In response to “SG Candidate Disqualified, Slate Issued Penalties” (April 30).

By Letter to the Editor

Fellow students:

After a long silence and some careful thinking, I decided to write this short letter in response to the article published in the Maroon (“SG Candidate Disqualified, Slate Issued Penalties,” April 30) describing my disqualification from the Student Government election because of a misunderstanding.
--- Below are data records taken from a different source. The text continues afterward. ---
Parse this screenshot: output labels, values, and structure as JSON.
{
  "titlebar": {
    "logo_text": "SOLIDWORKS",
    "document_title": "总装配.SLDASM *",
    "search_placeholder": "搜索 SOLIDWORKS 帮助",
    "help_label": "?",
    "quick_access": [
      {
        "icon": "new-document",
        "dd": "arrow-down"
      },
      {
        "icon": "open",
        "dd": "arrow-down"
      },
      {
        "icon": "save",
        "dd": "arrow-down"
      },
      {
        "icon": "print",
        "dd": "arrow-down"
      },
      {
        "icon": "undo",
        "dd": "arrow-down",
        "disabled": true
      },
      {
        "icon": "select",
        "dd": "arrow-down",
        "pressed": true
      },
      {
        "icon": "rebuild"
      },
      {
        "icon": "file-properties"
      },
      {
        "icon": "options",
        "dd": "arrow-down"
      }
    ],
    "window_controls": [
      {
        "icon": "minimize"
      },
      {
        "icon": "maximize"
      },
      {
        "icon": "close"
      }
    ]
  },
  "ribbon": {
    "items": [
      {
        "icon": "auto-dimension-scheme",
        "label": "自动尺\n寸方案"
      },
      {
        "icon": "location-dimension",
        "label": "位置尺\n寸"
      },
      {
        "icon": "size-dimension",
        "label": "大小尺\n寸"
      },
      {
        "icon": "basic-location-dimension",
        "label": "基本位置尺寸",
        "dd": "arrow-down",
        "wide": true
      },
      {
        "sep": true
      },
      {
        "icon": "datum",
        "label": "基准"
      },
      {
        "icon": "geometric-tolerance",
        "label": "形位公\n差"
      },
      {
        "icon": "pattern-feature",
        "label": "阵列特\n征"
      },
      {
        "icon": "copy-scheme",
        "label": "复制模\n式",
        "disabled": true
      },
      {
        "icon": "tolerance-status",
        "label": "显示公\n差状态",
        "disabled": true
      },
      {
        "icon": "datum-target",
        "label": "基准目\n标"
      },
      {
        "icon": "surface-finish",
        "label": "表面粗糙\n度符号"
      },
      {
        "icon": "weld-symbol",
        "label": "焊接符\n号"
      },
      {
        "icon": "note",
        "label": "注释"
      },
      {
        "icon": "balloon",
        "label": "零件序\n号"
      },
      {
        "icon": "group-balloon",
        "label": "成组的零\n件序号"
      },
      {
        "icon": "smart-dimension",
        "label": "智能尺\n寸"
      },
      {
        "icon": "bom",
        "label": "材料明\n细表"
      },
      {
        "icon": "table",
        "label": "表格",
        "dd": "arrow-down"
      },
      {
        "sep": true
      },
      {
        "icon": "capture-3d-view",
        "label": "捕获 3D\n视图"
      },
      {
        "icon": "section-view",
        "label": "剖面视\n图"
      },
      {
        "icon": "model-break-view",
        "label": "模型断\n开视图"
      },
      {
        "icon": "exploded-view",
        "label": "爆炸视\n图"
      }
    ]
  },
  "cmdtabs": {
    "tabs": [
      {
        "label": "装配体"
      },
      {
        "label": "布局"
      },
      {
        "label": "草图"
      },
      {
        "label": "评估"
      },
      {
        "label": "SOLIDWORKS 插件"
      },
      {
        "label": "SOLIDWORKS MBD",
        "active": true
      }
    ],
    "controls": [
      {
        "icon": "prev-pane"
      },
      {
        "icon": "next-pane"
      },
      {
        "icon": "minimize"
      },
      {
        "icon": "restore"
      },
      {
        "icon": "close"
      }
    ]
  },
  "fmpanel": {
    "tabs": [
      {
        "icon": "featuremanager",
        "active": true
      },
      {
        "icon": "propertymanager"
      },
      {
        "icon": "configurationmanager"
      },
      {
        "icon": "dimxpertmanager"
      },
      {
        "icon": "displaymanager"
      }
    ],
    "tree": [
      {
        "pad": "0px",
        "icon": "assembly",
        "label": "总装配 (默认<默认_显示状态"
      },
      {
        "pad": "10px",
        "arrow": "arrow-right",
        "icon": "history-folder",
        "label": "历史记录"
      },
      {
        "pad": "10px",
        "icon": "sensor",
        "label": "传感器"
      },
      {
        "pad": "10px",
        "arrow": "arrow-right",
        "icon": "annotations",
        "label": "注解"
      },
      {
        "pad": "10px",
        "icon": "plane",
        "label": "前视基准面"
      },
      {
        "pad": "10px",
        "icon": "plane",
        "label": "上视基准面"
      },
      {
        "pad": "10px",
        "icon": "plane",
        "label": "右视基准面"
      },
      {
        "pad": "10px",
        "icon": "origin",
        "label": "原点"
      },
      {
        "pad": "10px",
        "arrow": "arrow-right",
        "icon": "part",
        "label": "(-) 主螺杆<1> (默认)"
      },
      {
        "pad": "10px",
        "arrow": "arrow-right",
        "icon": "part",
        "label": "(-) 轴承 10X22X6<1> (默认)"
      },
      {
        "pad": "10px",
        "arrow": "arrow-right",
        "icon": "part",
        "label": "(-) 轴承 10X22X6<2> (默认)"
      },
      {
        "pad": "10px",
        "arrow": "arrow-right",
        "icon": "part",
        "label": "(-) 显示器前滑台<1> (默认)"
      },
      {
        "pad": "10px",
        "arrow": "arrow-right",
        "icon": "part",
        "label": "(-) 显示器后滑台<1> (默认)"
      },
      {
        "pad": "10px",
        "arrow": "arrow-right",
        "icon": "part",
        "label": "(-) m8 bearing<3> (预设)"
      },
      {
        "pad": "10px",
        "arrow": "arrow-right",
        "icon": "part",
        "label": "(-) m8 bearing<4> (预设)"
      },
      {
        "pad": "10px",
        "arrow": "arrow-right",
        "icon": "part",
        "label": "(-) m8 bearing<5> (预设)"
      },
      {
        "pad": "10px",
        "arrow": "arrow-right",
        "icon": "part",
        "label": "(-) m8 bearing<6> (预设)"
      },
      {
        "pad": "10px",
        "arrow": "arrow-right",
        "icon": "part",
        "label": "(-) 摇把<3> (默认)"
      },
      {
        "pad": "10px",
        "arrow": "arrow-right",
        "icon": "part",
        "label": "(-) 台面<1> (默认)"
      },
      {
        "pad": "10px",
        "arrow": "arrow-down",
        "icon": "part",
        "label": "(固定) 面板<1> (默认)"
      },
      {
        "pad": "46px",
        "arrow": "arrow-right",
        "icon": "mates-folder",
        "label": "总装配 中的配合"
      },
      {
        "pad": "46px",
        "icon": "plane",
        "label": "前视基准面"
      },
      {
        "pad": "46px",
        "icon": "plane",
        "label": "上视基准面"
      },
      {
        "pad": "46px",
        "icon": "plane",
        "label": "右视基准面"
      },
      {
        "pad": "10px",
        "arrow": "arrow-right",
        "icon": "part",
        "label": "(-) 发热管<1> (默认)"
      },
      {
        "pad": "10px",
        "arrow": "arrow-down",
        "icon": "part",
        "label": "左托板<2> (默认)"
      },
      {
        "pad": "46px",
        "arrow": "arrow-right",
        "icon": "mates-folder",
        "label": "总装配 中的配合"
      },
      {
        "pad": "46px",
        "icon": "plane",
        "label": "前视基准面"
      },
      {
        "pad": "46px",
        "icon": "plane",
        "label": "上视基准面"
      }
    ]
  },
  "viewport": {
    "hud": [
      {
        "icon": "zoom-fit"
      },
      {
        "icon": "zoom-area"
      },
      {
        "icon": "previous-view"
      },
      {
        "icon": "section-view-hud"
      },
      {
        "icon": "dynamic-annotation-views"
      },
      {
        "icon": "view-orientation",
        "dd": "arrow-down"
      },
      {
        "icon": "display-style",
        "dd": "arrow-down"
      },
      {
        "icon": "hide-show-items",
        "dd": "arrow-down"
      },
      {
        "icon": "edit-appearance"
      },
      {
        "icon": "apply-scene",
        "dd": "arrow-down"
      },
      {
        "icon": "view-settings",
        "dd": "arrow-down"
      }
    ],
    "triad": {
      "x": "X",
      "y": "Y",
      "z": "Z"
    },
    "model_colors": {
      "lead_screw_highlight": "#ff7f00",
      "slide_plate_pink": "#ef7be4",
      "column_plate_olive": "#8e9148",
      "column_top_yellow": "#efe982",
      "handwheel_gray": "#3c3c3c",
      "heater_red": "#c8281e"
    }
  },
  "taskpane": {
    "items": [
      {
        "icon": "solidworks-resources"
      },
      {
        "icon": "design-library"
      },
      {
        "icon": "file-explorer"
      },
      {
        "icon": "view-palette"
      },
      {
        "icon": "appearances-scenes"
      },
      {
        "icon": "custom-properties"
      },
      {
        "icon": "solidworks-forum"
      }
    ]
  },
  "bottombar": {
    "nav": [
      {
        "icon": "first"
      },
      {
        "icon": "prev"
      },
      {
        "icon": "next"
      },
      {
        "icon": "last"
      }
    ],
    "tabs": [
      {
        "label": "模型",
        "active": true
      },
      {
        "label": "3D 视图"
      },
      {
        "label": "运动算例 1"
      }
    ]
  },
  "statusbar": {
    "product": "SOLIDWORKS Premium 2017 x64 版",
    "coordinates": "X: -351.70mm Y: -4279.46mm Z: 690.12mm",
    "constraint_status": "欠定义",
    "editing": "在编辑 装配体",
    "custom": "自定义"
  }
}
First of all, I want to offer my sincere apology for that misunderstanding. Second, I want to share my lessons with my fellow students: Good intentions do not always lead to good outcomes. I can assure you that my intention was good. Even to this date, I do not regret standing up when it seemed no one else was willing to. However, I was too naive, because I believed I could singlehandedly correct many of the biases that seemed apparent in the election process, but clearly that was not the case. At the time, all I wanted was to bring fairness and justice to the student body of the University of Chicago. It was my understanding that every party involved in the election process should follow the pre-established election rules and every candidate should have a fair chance to win the election. When I felt like the rules were not followed and when other people were not willing to stand up to fight against it, I did.
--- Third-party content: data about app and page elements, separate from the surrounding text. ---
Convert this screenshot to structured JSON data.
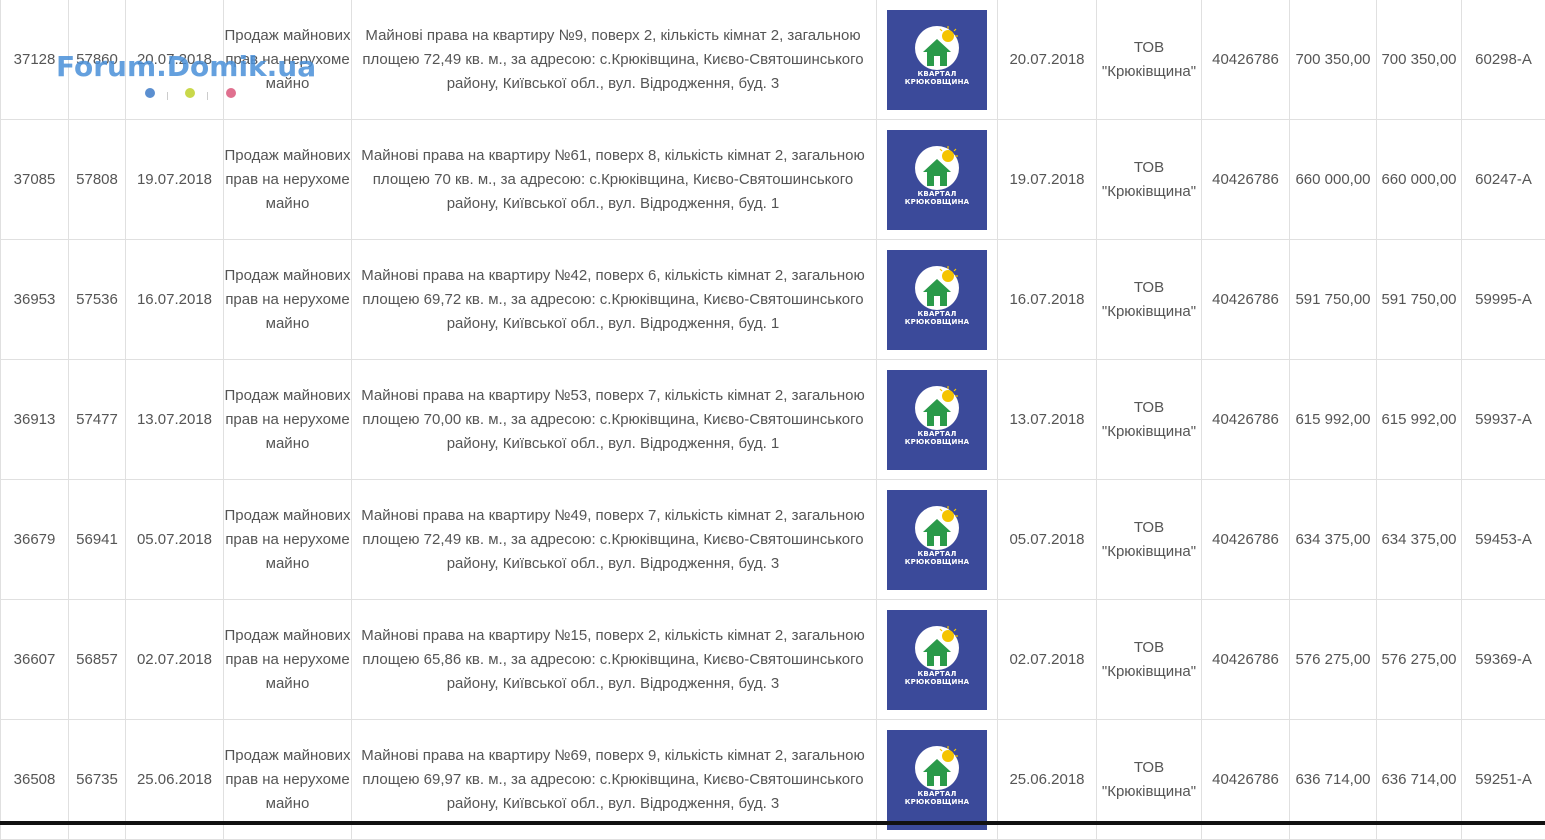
{
  "watermark": {
    "text": "Forum.Domik.ua",
    "dot_colors": [
      "#5b8fd0",
      "#c9d84a",
      "#e0708f"
    ]
  },
  "logo": {
    "line1": "КВАРТАЛ",
    "line2": "КРЮКОВЩИНА",
    "bg_color": "#3b4a9a"
  },
  "rows": [
    {
      "id": "37128",
      "num": "57860",
      "date": "20.07.2018",
      "type": "Продаж майнових прав на нерухоме майно",
      "desc": "Майнові права на квартиру №9, поверх 2, кількість кімнат 2, загальною площею 72,49 кв. м., за адресою: с.Крюківщина, Києво-Святошинського району, Київської обл., вул. Відродження, буд. 3",
      "date2": "20.07.2018",
      "company": "ТОВ \"Крюківщина\"",
      "code": "40426786",
      "amount1": "700 350,00",
      "amount2": "700 350,00",
      "ref": "60298-А"
    },
    {
      "id": "37085",
      "num": "57808",
      "date": "19.07.2018",
      "type": "Продаж майнових прав на нерухоме майно",
      "desc": "Майнові права на квартиру №61, поверх 8, кількість кімнат 2, загальною площею 70 кв. м., за адресою: с.Крюківщина, Києво-Святошинського району, Київської обл., вул. Відродження, буд. 1",
      "date2": "19.07.2018",
      "company": "ТОВ \"Крюківщина\"",
      "code": "40426786",
      "amount1": "660 000,00",
      "amount2": "660 000,00",
      "ref": "60247-А"
    },
    {
      "id": "36953",
      "num": "57536",
      "date": "16.07.2018",
      "type": "Продаж майнових прав на нерухоме майно",
      "desc": "Майнові права на квартиру №42, поверх 6, кількість кімнат 2, загальною площею 69,72 кв. м., за адресою: с.Крюківщина, Києво-Святошинського району, Київської обл., вул. Відродження, буд. 1",
      "date2": "16.07.2018",
      "company": "ТОВ \"Крюківщина\"",
      "code": "40426786",
      "amount1": "591 750,00",
      "amount2": "591 750,00",
      "ref": "59995-А"
    },
    {
      "id": "36913",
      "num": "57477",
      "date": "13.07.2018",
      "type": "Продаж майнових прав на нерухоме майно",
      "desc": "Майнові права на квартиру №53, поверх 7, кількість кімнат 2, загальною площею 70,00 кв. м., за адресою: с.Крюківщина, Києво-Святошинського району, Київської обл., вул. Відродження, буд. 1",
      "date2": "13.07.2018",
      "company": "ТОВ \"Крюківщина\"",
      "code": "40426786",
      "amount1": "615 992,00",
      "amount2": "615 992,00",
      "ref": "59937-А"
    },
    {
      "id": "36679",
      "num": "56941",
      "date": "05.07.2018",
      "type": "Продаж майнових прав на нерухоме майно",
      "desc": "Майнові права на квартиру №49, поверх 7, кількість кімнат 2, загальною площею 72,49 кв. м., за адресою: с.Крюківщина, Києво-Святошинського району, Київської обл., вул. Відродження, буд. 3",
      "date2": "05.07.2018",
      "company": "ТОВ \"Крюківщина\"",
      "code": "40426786",
      "amount1": "634 375,00",
      "amount2": "634 375,00",
      "ref": "59453-А"
    },
    {
      "id": "36607",
      "num": "56857",
      "date": "02.07.2018",
      "type": "Продаж майнових прав на нерухоме майно",
      "desc": "Майнові права на квартиру №15, поверх 2, кількість кімнат 2, загальною площею 65,86 кв. м., за адресою: с.Крюківщина, Києво-Святошинського району, Київської обл., вул. Відродження, буд. 3",
      "date2": "02.07.2018",
      "company": "ТОВ \"Крюківщина\"",
      "code": "40426786",
      "amount1": "576 275,00",
      "amount2": "576 275,00",
      "ref": "59369-А"
    },
    {
      "id": "36508",
      "num": "56735",
      "date": "25.06.2018",
      "type": "Продаж майнових прав на нерухоме майно",
      "desc": "Майнові права на квартиру №69, поверх 9, кількість кімнат 2, загальною площею 69,97 кв. м., за адресою: с.Крюківщина, Києво-Святошинського району, Київської обл., вул. Відродження, буд. 3",
      "date2": "25.06.2018",
      "company": "ТОВ \"Крюківщина\"",
      "code": "40426786",
      "amount1": "636 714,00",
      "amount2": "636 714,00",
      "ref": "59251-А"
    }
  ]
}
Serving as a College Council representative all throughout my first year, I knew what responsibilities I owed to my classmates. At the time, only one thing occupied my mind: correct the bias present within the election process and the ease with which student votes could be discounted. Although I am no longer able to sustain my responsibility to my fellow students, I am very pleased to report that my actions and possibly those of others have caused a difference: Student Government reform is currently underway. Although I regret the misunderstanding, I will never regret standing up for my beliefs and for what is right. It is my belief that the benefit (SG reform) will outweigh my personal sacrifice.

I want to conclude with a few lessons to share:

1. Always stand strong and believe in yourself, even in the face of those in power. Don’t ever let anyone make you think that who you are or what you did is wrong and disgusting. As long as you believe in the strengths of who you are, others can find no way of hurting you.

2. Be prepared to make sacrifices for the beliefs that you hold dear and for the people you love.

3. Don’t be afraid to speak up, but make sure that it is for something that you genuinely care about.

4. Friends and family mean the world and more.

5. Life can be unfair sometimes. It can completely knock us over, but it’s how we crawl back up that ultimately counts.

—Christina Dong